I've got an XPS and an Acer I'm waiting to do anything on. When Fiesty came out tried to update the Acer and it was totally unhappy, so stayed with Edgy on it...hopefully when I get the guts it'll like Hardy better.

Stefan
2008-05-15 16:55:57
>> should wait a few days more for the early adopters to expose any bugs that I’m happy not to fix?<<


Do you think a few days will make a difference?


Days? I think some of the serious bugs might still take a few weeks to be resolved. I've read many reports about 'slowness' and a new kernel scheduler.


Hardy Heron has been out for almost a Month now. I wonder how the bugs are doing now?

Jyrki Brotherus
2008-05-16 04:28:00
I upgraded to 8.04 from 7.10 the day it was possible. Works fine, no complaints. Firefox 3.0b5 has crashed a couple of times, but it is a "beta". So I see no reason for postponing the upgrade.
Nic
2008-05-16 07:30:35
1. Is the new release stable? Heron generally is, but including a beta version browser is one clear risk factor (although I've had no problems with it).
2. Are there genuinely tangible advantages of the new release that outweigh the risks of spending hours figuring out unexpected problems. Personally I see little reason to upgrade on this count.
3. Can I do a clean install? i.e. Re-install from scratch, know which packages I need to install and reconsitute my data from backup media. If the answer is no, then it is probably not worth doing the upgrade, instead concentrate on getting your sysadmim in order!
4. Do I have any packages, custome code etc I might want to test before I decide to upgrade, using LiveCD or a dual boot environment. This would include things like Skype and your favourite Python script.
solitude
2008-05-16 10:43:33
I'm a coward. I usually buy a new drive for the system in question and do a fresh install. If all works well I pull what I want from the old disk. There are nifty USB to IDE/SATA/etc adapters that work great for laptops.
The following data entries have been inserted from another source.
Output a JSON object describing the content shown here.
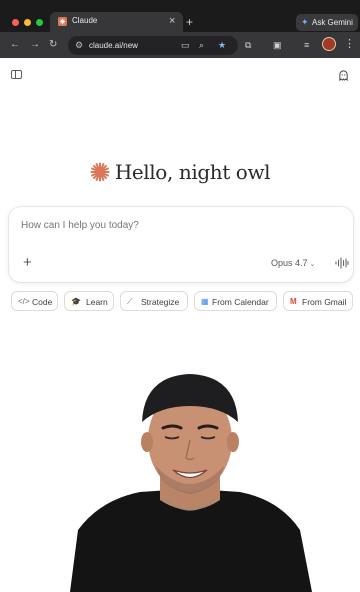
{
  "browser": {
    "tab_title": "Claude",
    "tab_close": "×",
    "new_tab": "+",
    "url": "claude.ai/new",
    "ask_gemini": "Ask Gemini",
    "back_icon": "←",
    "forward_icon": "→",
    "reload_icon": "↻",
    "menu_icon": "⋮"
  },
  "page": {
    "greeting": "Hello, night owl",
    "composer": {
      "placeholder": "How can I help you today?",
      "add_label": "+",
      "model": "Opus 4.7",
      "model_chevron": "⌄"
    },
    "chips": [
      {
        "icon": "</>",
        "label": "Code"
      },
      {
        "icon": "🎓",
        "label": "Learn"
      },
      {
        "icon": "⟋",
        "label": "Strategize"
      },
      {
        "icon": "▦",
        "label": "From Calendar"
      },
      {
        "icon": "M",
        "label": "From Gmail"
      }
    ]
  },
  "colors": {
    "brand_spark": "#d97757",
    "chrome_dark": "#1b1b1c",
    "toolbar": "#37373a",
    "star": "#8ab4f8"
  }
}
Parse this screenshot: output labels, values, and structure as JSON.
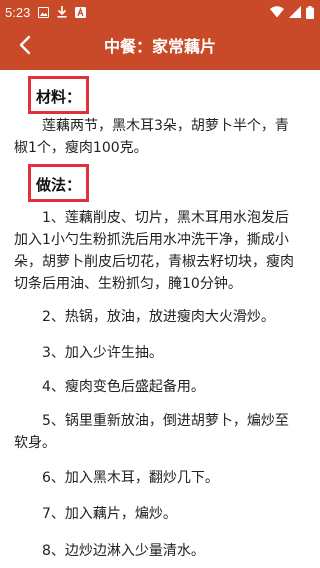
{
  "status_bar": {
    "time": "5:23",
    "left_icons": [
      "image-icon",
      "download-icon",
      "app-a-icon"
    ],
    "right_icons": [
      "wifi-icon",
      "signal-icon",
      "battery-icon"
    ]
  },
  "app_bar": {
    "title": "中餐：家常藕片",
    "background_color": "#c94a28"
  },
  "sections": {
    "materials": {
      "heading": "材料：",
      "text": "莲藕两节，黑木耳3朵，胡萝卜半个，青椒1个，瘦肉100克。"
    },
    "method": {
      "heading": "做法：",
      "steps": [
        "1、莲藕削皮、切片，黑木耳用水泡发后加入1小勺生粉抓洗后用水冲洗干净，撕成小朵，胡萝卜削皮后切花，青椒去籽切块，瘦肉切条后用油、生粉抓匀，腌10分钟。",
        "2、热锅，放油，放进瘦肉大火滑炒。",
        "3、加入少许生抽。",
        "4、瘦肉变色后盛起备用。",
        "5、锅里重新放油，倒进胡萝卜，煸炒至软身。",
        "6、加入黑木耳，翻炒几下。",
        "7、加入藕片，煸炒。",
        "8、边炒边淋入少量清水。"
      ]
    }
  },
  "highlight_color": "#e0303a"
}
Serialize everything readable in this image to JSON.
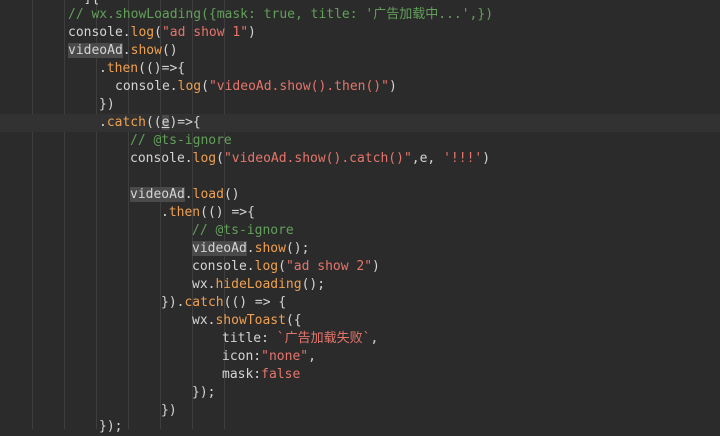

Storage is cheap and you get the added bonus of a spare drive for your existing system if the new drive decides to release its magic blue smoke :)

Scummy
2008-05-18 05:27:23
How much WAS that Sys76 lappy? Man, they're a ripoff. I just got a Dell insp 15.4, 2GB,250GB,1.83/667,BG,BT,cam,Vista, and 2 years of on-site for $749. The same thing in a Sys76 looks to be > $1K. People talk about the windows tax...
Dude - you just paid a $350 'Linux Tax' by NOT going mainstream in your hardware...
Tom
2008-05-18 19:53:55
I upgraded by installing PCLinuxOS 2008 Minime over the top of it. All my small niggling problems disappeared :)
chimes
2008-05-19 16:39:54
Scummy said "People talk about the windows tax...
Dude - you just paid a $350 'Linux Tax' by NOT going mainstream in your hardware..."


And you will probably have to fork out more than $749 in the next few years on a windows system because of obsolete hardware not passing windows validation or no longer supported, Ant-Virus software (usually only good for 1 year), drained battery life buying new battery, paying for video, image and music editing software, not to mention all software really that may not work on your hardware, paying for tech services (if need be) because of system crashes, trojans, etc


So all in all YOU will be paying more in the long run.

Adrien Lamothe
2008-05-29 23:30:54
You trade in your Gibbon for a Heron immediately. Heron is vastly better than Gibbon. The completely fair kernel scheduling is a big improvement, you'll notice everything is snappier. Heron has tighter security. Gone are the weird boot issues that plagued Gibbon. Wireless networking is improved in Heron.